Secretary of State John Kerry offered qualified praise for Syrian President Bashar al-Assad Monday, after the Syrian government complied with efforts to destroy its chemical weapons stockpiles.
Secretary of State John Kerry offered qualified praise for Syrian President Bashar al-Assad Monday, after the Syrian government began efforts to destroy its chemical weapons stockpiles in accordance with a U.N. resolution passed last month.
Kerry said he was “very pleased” with the developments and called the action stemming from the resolution “a terrific example of global cooperation.”
“I think it is also credit to the Assad regime for complying rapidly as they are supposed to,” Kerry said in Bali, Indonesia, where he is attending an APEC Economic Leaders’ Meeting. He went in place of President Obama, who remained in Washington as the government shutdown enters its second week.
“Now, I am not going to vouch today for what happens months down the road.
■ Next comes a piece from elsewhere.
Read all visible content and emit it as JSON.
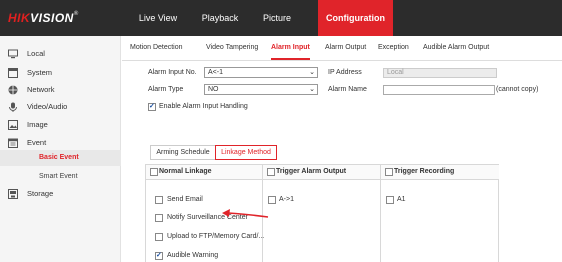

But it is a good beginning and we should welcome a good beginning,” Kerry said.
The U.S. government, along with other western nations, blames Assad for a chemical attack waged in the suburbs of Damascus that killed nearly 1,500 Syrians, including more than 400 children.
International weapons inspections teams confirmed the use of sarin nerve gas in that attack.
Assad and his government’s main ally, Russia, maintain that the weapons were used by anti-government forces.
“The picture you’re painting of me as someone who kills his own people is (false),” Assad said in an interview with Germany’s Der Spiegel magazine published over the weekend.
More than 100,000 people have been killed in Syria’s two-and-a-half year old civil war, and more than two million have fled their homeland as refugees, with millions more displaced within Syria. The U.N. estimates that the number of Syrian refugees will exceed 5 million by the end of next year.
International weapons experts began destroying Syria’s chemical arsenal on Sunday, in accordance with the Nov. 1 deadline set by the U.N. last month to eliminate the government’s ability to manufacture the weapons. The U.N. mandate set an aggressive one-year goal for the complete destruction or removal of the chemical stockpiles from Syria.
In an interview with Turkey’s Halk TV last week, Assad demurred on whether he would seek another seven-year term when his expires next year, but said, “If I have a feeling that the Syrian people want me to be president in the coming period, I will run for the post. If the answer is no, I will not run and don’t see a problem in that.”
Obama has repeatedly called for Assad to step down, though he stressed that the purpose of potential U.S.-led military strikes would not be regime change. After months of delay, the U.S. began sending small arms, vehicles and medical supplies to bolster the rebel forces.
In remarks to press on the sidelines of the Bali economic summit, Kerry and his Russian counterpart Sergey Lavrov expressed optimism about a peace conference scheduled for mid-November in Geneva. The Syrian government has agreed to attend, according to Lavrov, who urged the U.S. and other supporters to bring a rebel coalition to the negotiating table.